* **What you are asked to do**
In the entries below, find each line with the string "author" and copy it.

* **Records supplied**
┏━━

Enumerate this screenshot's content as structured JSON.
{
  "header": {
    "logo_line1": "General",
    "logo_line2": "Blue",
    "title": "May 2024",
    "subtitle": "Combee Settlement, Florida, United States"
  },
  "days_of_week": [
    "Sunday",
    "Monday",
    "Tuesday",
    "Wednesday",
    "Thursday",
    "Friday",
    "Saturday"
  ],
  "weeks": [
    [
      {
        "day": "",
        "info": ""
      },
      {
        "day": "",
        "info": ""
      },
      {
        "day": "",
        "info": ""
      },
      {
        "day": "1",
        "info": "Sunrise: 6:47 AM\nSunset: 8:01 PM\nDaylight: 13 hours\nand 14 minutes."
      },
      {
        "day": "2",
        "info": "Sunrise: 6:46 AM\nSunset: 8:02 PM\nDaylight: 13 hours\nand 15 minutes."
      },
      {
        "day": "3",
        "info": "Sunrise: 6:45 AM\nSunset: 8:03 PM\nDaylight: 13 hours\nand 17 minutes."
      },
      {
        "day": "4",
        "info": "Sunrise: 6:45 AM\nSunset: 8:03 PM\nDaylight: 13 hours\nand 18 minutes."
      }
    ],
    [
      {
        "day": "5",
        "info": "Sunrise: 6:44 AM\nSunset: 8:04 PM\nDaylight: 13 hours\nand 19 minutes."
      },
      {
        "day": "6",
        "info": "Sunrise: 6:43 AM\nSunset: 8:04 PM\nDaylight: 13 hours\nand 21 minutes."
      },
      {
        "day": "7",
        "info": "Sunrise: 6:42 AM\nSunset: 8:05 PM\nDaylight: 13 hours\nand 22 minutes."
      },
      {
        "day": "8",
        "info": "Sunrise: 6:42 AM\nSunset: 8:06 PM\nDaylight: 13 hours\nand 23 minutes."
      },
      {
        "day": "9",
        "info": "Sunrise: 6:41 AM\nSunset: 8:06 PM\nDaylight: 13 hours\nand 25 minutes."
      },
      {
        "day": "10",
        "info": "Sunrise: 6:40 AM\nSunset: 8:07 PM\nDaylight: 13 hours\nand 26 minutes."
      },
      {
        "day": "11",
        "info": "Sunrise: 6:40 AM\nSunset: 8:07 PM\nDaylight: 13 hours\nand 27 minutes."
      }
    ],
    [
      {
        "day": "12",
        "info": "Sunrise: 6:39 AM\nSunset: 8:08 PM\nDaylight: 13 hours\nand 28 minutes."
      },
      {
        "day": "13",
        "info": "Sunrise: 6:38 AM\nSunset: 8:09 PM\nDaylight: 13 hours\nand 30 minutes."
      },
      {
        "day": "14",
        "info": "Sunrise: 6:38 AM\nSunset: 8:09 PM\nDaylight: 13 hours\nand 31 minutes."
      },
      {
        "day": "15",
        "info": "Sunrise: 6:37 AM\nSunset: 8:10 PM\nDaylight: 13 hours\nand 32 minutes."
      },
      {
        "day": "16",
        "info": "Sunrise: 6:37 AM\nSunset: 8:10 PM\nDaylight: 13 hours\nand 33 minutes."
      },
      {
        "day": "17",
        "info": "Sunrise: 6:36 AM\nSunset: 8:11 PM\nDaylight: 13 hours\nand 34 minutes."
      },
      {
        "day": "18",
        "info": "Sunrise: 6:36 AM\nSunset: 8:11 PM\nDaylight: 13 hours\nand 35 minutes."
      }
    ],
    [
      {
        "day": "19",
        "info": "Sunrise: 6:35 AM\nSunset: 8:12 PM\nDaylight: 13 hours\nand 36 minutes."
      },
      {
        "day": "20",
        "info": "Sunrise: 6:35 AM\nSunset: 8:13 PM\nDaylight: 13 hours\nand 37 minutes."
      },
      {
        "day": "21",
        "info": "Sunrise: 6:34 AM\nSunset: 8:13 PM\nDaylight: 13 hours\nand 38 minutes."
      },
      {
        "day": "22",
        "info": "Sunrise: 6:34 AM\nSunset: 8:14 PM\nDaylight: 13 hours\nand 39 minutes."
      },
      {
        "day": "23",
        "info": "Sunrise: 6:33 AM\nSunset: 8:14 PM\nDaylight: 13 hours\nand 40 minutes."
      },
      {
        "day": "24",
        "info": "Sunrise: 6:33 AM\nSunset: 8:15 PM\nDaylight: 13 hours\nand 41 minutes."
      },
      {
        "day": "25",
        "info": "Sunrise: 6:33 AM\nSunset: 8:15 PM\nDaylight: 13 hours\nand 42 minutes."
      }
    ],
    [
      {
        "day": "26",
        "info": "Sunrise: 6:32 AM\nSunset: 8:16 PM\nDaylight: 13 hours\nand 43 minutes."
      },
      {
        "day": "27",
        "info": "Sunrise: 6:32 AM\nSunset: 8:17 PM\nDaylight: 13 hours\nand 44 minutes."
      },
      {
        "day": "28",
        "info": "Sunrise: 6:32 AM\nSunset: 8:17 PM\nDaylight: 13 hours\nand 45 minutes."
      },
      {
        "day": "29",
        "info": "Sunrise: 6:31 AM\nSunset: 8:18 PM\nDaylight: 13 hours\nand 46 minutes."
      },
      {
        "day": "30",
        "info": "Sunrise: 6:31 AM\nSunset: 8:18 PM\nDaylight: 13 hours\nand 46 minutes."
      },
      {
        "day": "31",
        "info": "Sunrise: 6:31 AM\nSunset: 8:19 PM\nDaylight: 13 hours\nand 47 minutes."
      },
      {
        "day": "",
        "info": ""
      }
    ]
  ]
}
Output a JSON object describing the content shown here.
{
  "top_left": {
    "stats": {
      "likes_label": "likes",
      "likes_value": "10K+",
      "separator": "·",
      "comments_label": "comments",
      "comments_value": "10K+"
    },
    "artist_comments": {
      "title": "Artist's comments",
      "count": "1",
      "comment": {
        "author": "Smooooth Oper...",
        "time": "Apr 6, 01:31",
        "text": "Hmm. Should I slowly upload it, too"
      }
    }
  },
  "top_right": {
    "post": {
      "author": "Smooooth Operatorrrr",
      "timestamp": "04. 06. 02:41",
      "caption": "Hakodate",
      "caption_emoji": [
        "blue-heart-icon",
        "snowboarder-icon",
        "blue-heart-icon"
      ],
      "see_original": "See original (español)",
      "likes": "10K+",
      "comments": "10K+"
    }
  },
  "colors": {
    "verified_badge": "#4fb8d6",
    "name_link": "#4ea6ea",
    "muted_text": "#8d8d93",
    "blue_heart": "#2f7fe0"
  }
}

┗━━

* **Solution**
        "author": "Smooooth Oper...",
      "author": "Smooooth Operatorrrr",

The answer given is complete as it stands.